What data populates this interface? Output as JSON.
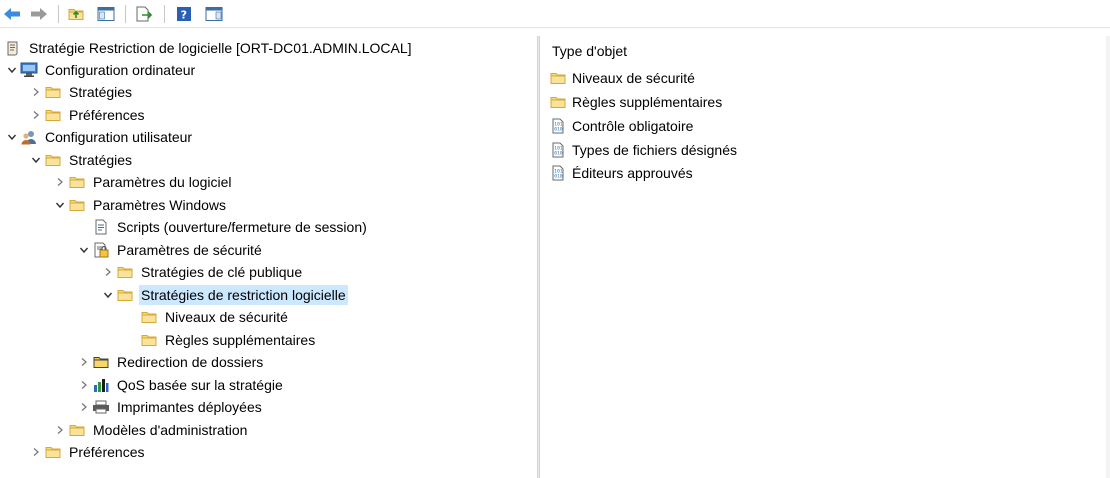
{
  "toolbar": {
    "buttons": [
      {
        "name": "back-button",
        "icon": "arrow-left-icon"
      },
      {
        "name": "forward-button",
        "icon": "arrow-right-icon"
      },
      {
        "name": "up-folder-button",
        "icon": "folder-up-icon"
      },
      {
        "name": "show-hide-tree-button",
        "icon": "console-tree-icon"
      },
      {
        "name": "export-list-button",
        "icon": "export-list-icon"
      },
      {
        "name": "help-button",
        "icon": "help-icon"
      },
      {
        "name": "action-pane-button",
        "icon": "action-pane-icon"
      }
    ]
  },
  "tree": {
    "root": "Stratégie Restriction de logicielle [ORT-DC01.ADMIN.LOCAL]",
    "computer_config": "Configuration ordinateur",
    "computer_strategies": "Stratégies",
    "computer_preferences": "Préférences",
    "user_config": "Configuration utilisateur",
    "user_strategies": "Stratégies",
    "software_settings": "Paramètres du logiciel",
    "windows_settings": "Paramètres Windows",
    "scripts": "Scripts (ouverture/fermeture de session)",
    "security_settings": "Paramètres de sécurité",
    "public_key_policies": "Stratégies de clé publique",
    "software_restriction": "Stratégies de restriction logicielle",
    "security_levels": "Niveaux de sécurité",
    "additional_rules": "Règles supplémentaires",
    "folder_redirection": "Redirection de dossiers",
    "qos": "QoS basée sur la stratégie",
    "printers": "Imprimantes déployées",
    "admin_templates": "Modèles d'administration",
    "user_preferences": "Préférences"
  },
  "content": {
    "column_header": "Type d'objet",
    "items": [
      {
        "label": "Niveaux de sécurité",
        "icon": "folder-icon"
      },
      {
        "label": "Règles supplémentaires",
        "icon": "folder-icon"
      },
      {
        "label": "Contrôle obligatoire",
        "icon": "binary-policy-icon"
      },
      {
        "label": "Types de fichiers désignés",
        "icon": "binary-policy-icon"
      },
      {
        "label": "Éditeurs approuvés",
        "icon": "binary-policy-icon"
      }
    ]
  },
  "colors": {
    "selection": "#cce8ff",
    "folder": "#f8d775",
    "arrow": "#3c8be0"
  }
}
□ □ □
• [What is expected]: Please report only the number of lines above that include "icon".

• [Task response]: 12